God is merciful. He blesses us with grace we don’t deserve. He changes us from the inside out.
How is the Lord helping you out of your prison garb?
By helping me realize that my sin is not any less offensive to the Lord than theirs. Also by showing me how much better what He wants me to put on, is for me, than what I currently am wearing. Showing me who he is and causing my desire to be like Him to grow by the power of the Spirit, letting go of that old garment and putting on His righteousness. Examples: Replacing the idolatry of control with seeing he is Sovereign, loves me and is trustworthy over what concerns me. Taking away the need to fix others and reminding me He is my Savior from sin and Shepherd, leaving Him as their Healer and Savior, entrusting them to the Spirit’s working. His love, joy, peace, patience, kindness, goodness, faithfulness and self-control flow from His very being and I want to be like him the more I learn who He is and what He has done for me. It keeps me more and more humble and compassionate and forgiving.
Good words, Kripsie Anne! I’ve been trying to hold onto that old garment of control lately, too. This trip toward publishing feels like I’m on a bucking bronco right now. I want the horse to slow down and walk, but I think bucking and running is the way it’s going to be. I’ve been praying all day for the Lord to guard my steps, guide my path, and keep me safe in his arms. Thank you for sharing!
I was wired to be a people-pleaser since childhood and desperately wanted to be loved.
These days I don’t NEED someone to need me in order to feel loved & valued.
God’s Love flows through me and I no longer expect anything from others (when I stay close to Him) in return because He fills me up.
At least on most days.
There are still days when I get lonely in a crowd at church.
In my E Stanley Jones devotional today he wrote about the new world we enter when in a relationship with Jesus – that it feels like we swallowed sunshine. I love that word picture!
I’m similar. Learning to value the Lord’s opinion above all others is helping me strip off the people-pleaser clothes. They’re difficult garments for a firstborn to peel off!
Wonderful post!
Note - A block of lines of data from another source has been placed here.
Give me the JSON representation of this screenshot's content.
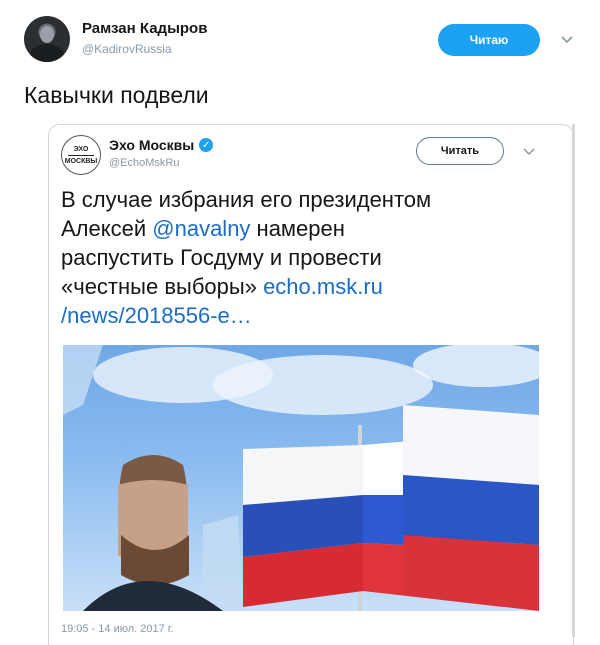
{
  "outer": {
    "name": "Рамзан Кадыров",
    "handle": "@KadirovRussia",
    "follow_label": "Читаю",
    "text": "Кавычки подвели"
  },
  "quote": {
    "logo_top": "ЭХО",
    "logo_bottom": "МОСКВЫ",
    "name": "Эхо Москвы",
    "handle": "@EchoMskRu",
    "read_label": "Читать",
    "text_1": "В случае избрания его президентом",
    "text_2a": "Алексей ",
    "mention": "@navalny",
    "text_2b": " намерен",
    "text_3": "распустить Госдуму и провести",
    "text_4a": "«честные выборы» ",
    "link_a": "echo.msk.ru",
    "link_b": "/news/2018556-e…",
    "timestamp": "19:05 - 14 июл. 2017 г."
  },
  "colors": {
    "accent": "#1da1f2",
    "link": "#1b6cc7",
    "muted": "#8899a6"
  },
  "icons": [
    "chevron-down-icon",
    "verified-icon"
  ]
}
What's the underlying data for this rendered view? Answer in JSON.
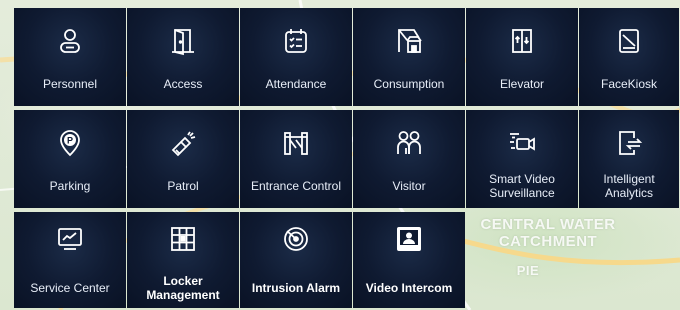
{
  "map": {
    "labels": [
      "CENTRAL WATER\nCATCHMENT",
      "PIE"
    ]
  },
  "tiles": [
    {
      "label": "Personnel",
      "icon": "person-icon"
    },
    {
      "label": "Access",
      "icon": "door-icon"
    },
    {
      "label": "Attendance",
      "icon": "calendar-check-icon"
    },
    {
      "label": "Consumption",
      "icon": "shop-icon"
    },
    {
      "label": "Elevator",
      "icon": "elevator-icon"
    },
    {
      "label": "FaceKiosk",
      "icon": "kiosk-icon"
    },
    {
      "label": "Parking",
      "icon": "parking-pin-icon"
    },
    {
      "label": "Patrol",
      "icon": "flashlight-icon"
    },
    {
      "label": "Entrance Control",
      "icon": "turnstile-icon"
    },
    {
      "label": "Visitor",
      "icon": "visitors-icon"
    },
    {
      "label": "Smart Video Surveillance",
      "icon": "camera-icon"
    },
    {
      "label": "Intelligent Analytics",
      "icon": "analytics-icon"
    },
    {
      "label": "Service Center",
      "icon": "monitor-chart-icon"
    },
    {
      "label": "Locker Management",
      "icon": "locker-icon"
    },
    {
      "label": "Intrusion Alarm",
      "icon": "radar-icon"
    },
    {
      "label": "Video Intercom",
      "icon": "intercom-icon"
    }
  ]
}
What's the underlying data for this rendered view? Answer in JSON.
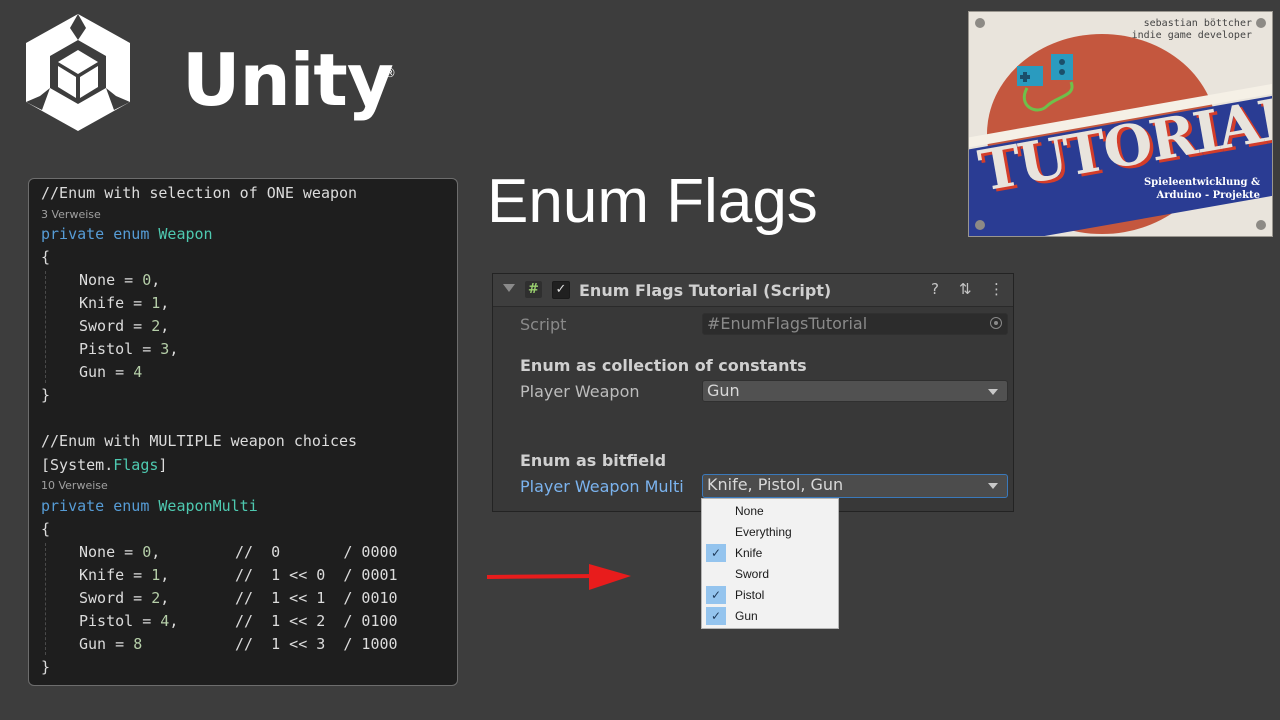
{
  "logo": {
    "word": "Unity",
    "reg": "®"
  },
  "title": "Enum Flags",
  "badge": {
    "author_line1": "sebastian böttcher",
    "author_line2": "indie game developer",
    "word": "TUTORIALS",
    "sub_line1": "Spieleentwicklung &",
    "sub_line2": "Arduino - Projekte"
  },
  "code": {
    "comment1": "//Enum with selection of ONE weapon",
    "refs1": "3 Verweise",
    "decl1_kw": "private enum",
    "decl1_name": "Weapon",
    "open": "{",
    "close": "}",
    "enum1": [
      {
        "name": "None",
        "eq": " = ",
        "val": "0",
        "end": ","
      },
      {
        "name": "Knife",
        "eq": " = ",
        "val": "1",
        "end": ","
      },
      {
        "name": "Sword",
        "eq": " = ",
        "val": "2",
        "end": ","
      },
      {
        "name": "Pistol",
        "eq": " = ",
        "val": "3",
        "end": ","
      },
      {
        "name": "Gun",
        "eq": " = ",
        "val": "4",
        "end": ""
      }
    ],
    "comment2": "//Enum with MULTIPLE weapon choices",
    "attr_open": "[System.",
    "attr_name": "Flags",
    "attr_close": "]",
    "refs2": "10 Verweise",
    "decl2_kw": "private enum",
    "decl2_name": "WeaponMulti",
    "enum2": [
      {
        "name": "None",
        "eq": " = ",
        "val": "0",
        "end": ",",
        "comment": "//  0       / 0000"
      },
      {
        "name": "Knife",
        "eq": " = ",
        "val": "1",
        "end": ",",
        "comment": "//  1 << 0  / 0001"
      },
      {
        "name": "Sword",
        "eq": " = ",
        "val": "2",
        "end": ",",
        "comment": "//  1 << 1  / 0010"
      },
      {
        "name": "Pistol",
        "eq": " = ",
        "val": "4",
        "end": ",",
        "comment": "//  1 << 2  / 0100"
      },
      {
        "name": "Gun",
        "eq": " = ",
        "val": "8",
        "end": "",
        "comment": "//  1 << 3  / 1000"
      }
    ]
  },
  "inspector": {
    "component_title": "Enum Flags Tutorial (Script)",
    "hash_icon": "#",
    "enabled_check": "✓",
    "help_icon": "?",
    "settings_icon": "⇅",
    "more_icon": "⋮",
    "script_label": "Script",
    "script_value": "EnumFlagsTutorial",
    "script_icon": "#",
    "section1": "Enum as collection of constants",
    "weapon_label": "Player Weapon",
    "weapon_value": "Gun",
    "section2": "Enum as bitfield",
    "multi_label": "Player Weapon Multi",
    "multi_value": "Knife, Pistol, Gun"
  },
  "menu": {
    "items": [
      {
        "label": "None",
        "checked": false,
        "mark": ""
      },
      {
        "label": "Everything",
        "checked": false,
        "mark": ""
      },
      {
        "label": "Knife",
        "checked": true,
        "mark": "✓"
      },
      {
        "label": "Sword",
        "checked": false,
        "mark": ""
      },
      {
        "label": "Pistol",
        "checked": true,
        "mark": "✓"
      },
      {
        "label": "Gun",
        "checked": true,
        "mark": "✓"
      }
    ]
  },
  "colors": {
    "comment": "#57a64a",
    "keyword": "#569cd6",
    "type": "#4ec9b0",
    "arrow": "#e81c1c",
    "focus_label": "#7bb3ee",
    "check_highlight": "#94c4ee"
  }
}
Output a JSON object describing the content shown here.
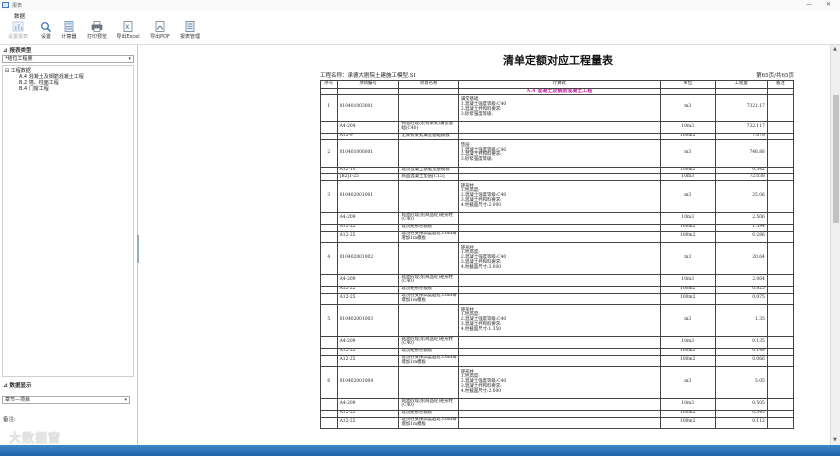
{
  "window": {
    "title": "报表",
    "minimize": "—",
    "close": "✕"
  },
  "menu": {
    "items": [
      {
        "label": "数据"
      }
    ]
  },
  "toolbar": {
    "tools": [
      {
        "label": "设置报表",
        "icon": "bar-chart-icon",
        "enabled": false
      },
      {
        "label": "设置",
        "icon": "search-icon",
        "enabled": true
      },
      {
        "label": "计算器",
        "icon": "calculator-icon",
        "enabled": true
      },
      {
        "label": "打印预览",
        "icon": "printer-icon",
        "enabled": true
      },
      {
        "label": "导出Excel",
        "icon": "excel-icon",
        "enabled": true
      },
      {
        "label": "导出PDF",
        "icon": "pdf-icon",
        "enabled": true
      },
      {
        "label": "报表管理",
        "icon": "report-manage-icon",
        "enabled": true
      }
    ]
  },
  "left": {
    "report_type_header": "报表类型",
    "report_type_value": "*结位工程量",
    "tree": [
      {
        "label": "⊟ 工程数据",
        "level": 0
      },
      {
        "label": "A.4 混凝土及钢筋混凝土工程",
        "level": 1
      },
      {
        "label": "B.2 墙、柱面工程",
        "level": 1
      },
      {
        "label": "B.4 门窗工程",
        "level": 1
      }
    ],
    "data_display_header": "数据显示",
    "data_display_value": "章节—项目",
    "remark_label": "备注:"
  },
  "report": {
    "title": "清单定额对应工程量表",
    "project_name": "工程名称：承德大剧院土建施工模型.SI",
    "page_info": "第65页/共65页",
    "columns": [
      "序号",
      "项目编号",
      "项目名称",
      "计算式",
      "单位",
      "工程量",
      "备注"
    ],
    "section_title": "A.4 混凝土及钢筋混凝土工程",
    "groups": [
      {
        "no": "1",
        "code": "010401003001",
        "name": [
          "满堂基础",
          "1.混凝土强度等级:C40",
          "2.混凝土拌和料要求:",
          "3.砂浆强度等级:"
        ],
        "unit": "m3",
        "qty": "7321.17",
        "subs": [
          {
            "code": "A4-204",
            "name": [
              "商混砼现浇(有梁式)满堂基",
              "础(C40)"
            ],
            "unit": "10m3",
            "qty": "732.117"
          },
          {
            "code": "A12-9",
            "name": [
              "无梁有梁式满堂基础模板"
            ],
            "unit": "100m2",
            "qty": "7.678"
          }
        ]
      },
      {
        "no": "2",
        "code": "010401006001",
        "name": [
          "垫层",
          "1.混凝土强度等级:C40",
          "2.混凝土拌和料要求:",
          "3.砂浆强度等级:"
        ],
        "unit": "m3",
        "qty": "748.88",
        "subs": [
          {
            "code": "A12-10",
            "name": [
              "现浇混凝土基础垫层模板"
            ],
            "unit": "100m2",
            "qty": "0.542"
          },
          {
            "code": "[B2]1-25",
            "name": [
              "商品混凝土垫层[C15]"
            ],
            "unit": "10m3",
            "qty": "72.038"
          }
        ]
      },
      {
        "no": "3",
        "code": "010402001001",
        "name": [
          "矩形柱",
          "1.柱高度:",
          "2.混凝土强度等级:C40",
          "3.混凝土拌和料要求:",
          "4.柱截面尺寸:2.000"
        ],
        "unit": "m3",
        "qty": "25.06",
        "subs": [
          {
            "code": "A4-209",
            "name": [
              "商混砼现浇(商品砼)矩形柱",
              "(C40)"
            ],
            "unit": "10m3",
            "qty": "2.506"
          },
          {
            "code": "A12-22",
            "name": [
              "现浇矩形柱模板"
            ],
            "unit": "100m2",
            "qty": "1.394"
          },
          {
            "code": "A12-25",
            "name": [
              "现浇柱支撑高度超过3.6m每",
              "增加1m模板"
            ],
            "unit": "100m2",
            "qty": "0.286"
          }
        ]
      },
      {
        "no": "4",
        "code": "010402001002",
        "name": [
          "矩形柱",
          "1.柱高度:",
          "2.混凝土强度等级:C40",
          "3.混凝土拌和料要求:",
          "4.柱截面尺寸:3.000"
        ],
        "unit": "m3",
        "qty": "20.64",
        "subs": [
          {
            "code": "A4-209",
            "name": [
              "商混砼现浇(商品砼)矩形柱",
              "(C40)"
            ],
            "unit": "10m3",
            "qty": "2.064"
          },
          {
            "code": "A12-22",
            "name": [
              "现浇矩形柱模板"
            ],
            "unit": "100m2",
            "qty": "0.825"
          },
          {
            "code": "A12-25",
            "name": [
              "现浇柱支撑高度超过3.6m每",
              "增加1m模板"
            ],
            "unit": "100m2",
            "qty": "0.075"
          }
        ]
      },
      {
        "no": "5",
        "code": "010402001003",
        "name": [
          "矩形柱",
          "1.柱高度:",
          "2.混凝土强度等级:C40",
          "3.混凝土拌和料要求:",
          "4.柱截面尺寸:1.350"
        ],
        "unit": "m3",
        "qty": "1.35",
        "subs": [
          {
            "code": "A4-209",
            "name": [
              "商混砼现浇(商品砼)矩形柱",
              "(C40)"
            ],
            "unit": "10m3",
            "qty": "0.135"
          },
          {
            "code": "A12-22",
            "name": [
              "现浇矩形柱模板"
            ],
            "unit": "100m2",
            "qty": "0.148"
          },
          {
            "code": "A12-25",
            "name": [
              "现浇柱支撑高度超过3.6m每",
              "增加1m模板"
            ],
            "unit": "100m2",
            "qty": "0.066"
          }
        ]
      },
      {
        "no": "6",
        "code": "010402001004",
        "name": [
          "矩形柱",
          "1.柱高度:",
          "2.混凝土强度等级:C40",
          "3.混凝土拌和料要求:",
          "4.柱截面尺寸:2.000"
        ],
        "unit": "m3",
        "qty": "5.05",
        "subs": [
          {
            "code": "A4-209",
            "name": [
              "商混砼现浇(商品砼)矩形柱",
              "(C40)"
            ],
            "unit": "10m3",
            "qty": "0.505"
          },
          {
            "code": "A12-22",
            "name": [
              "现浇矩形柱模板"
            ],
            "unit": "100m2",
            "qty": "0.343"
          },
          {
            "code": "A12-25",
            "name": [
              "现浇柱支撑高度超过3.6m每",
              "增加1m模板"
            ],
            "unit": "100m2",
            "qty": "0.112"
          }
        ]
      }
    ]
  },
  "watermark": "大数据窗",
  "colors": {
    "section_accent": "#c0209c",
    "statusbar": "#2a72b8"
  }
}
I love your writing and it’s very thought provoking. What a blessing to be reminded that God doesn’t ever forget me or my circumstances. Thank you!
Thanks, Terrie! It’s a life-giving truth, isn’t it!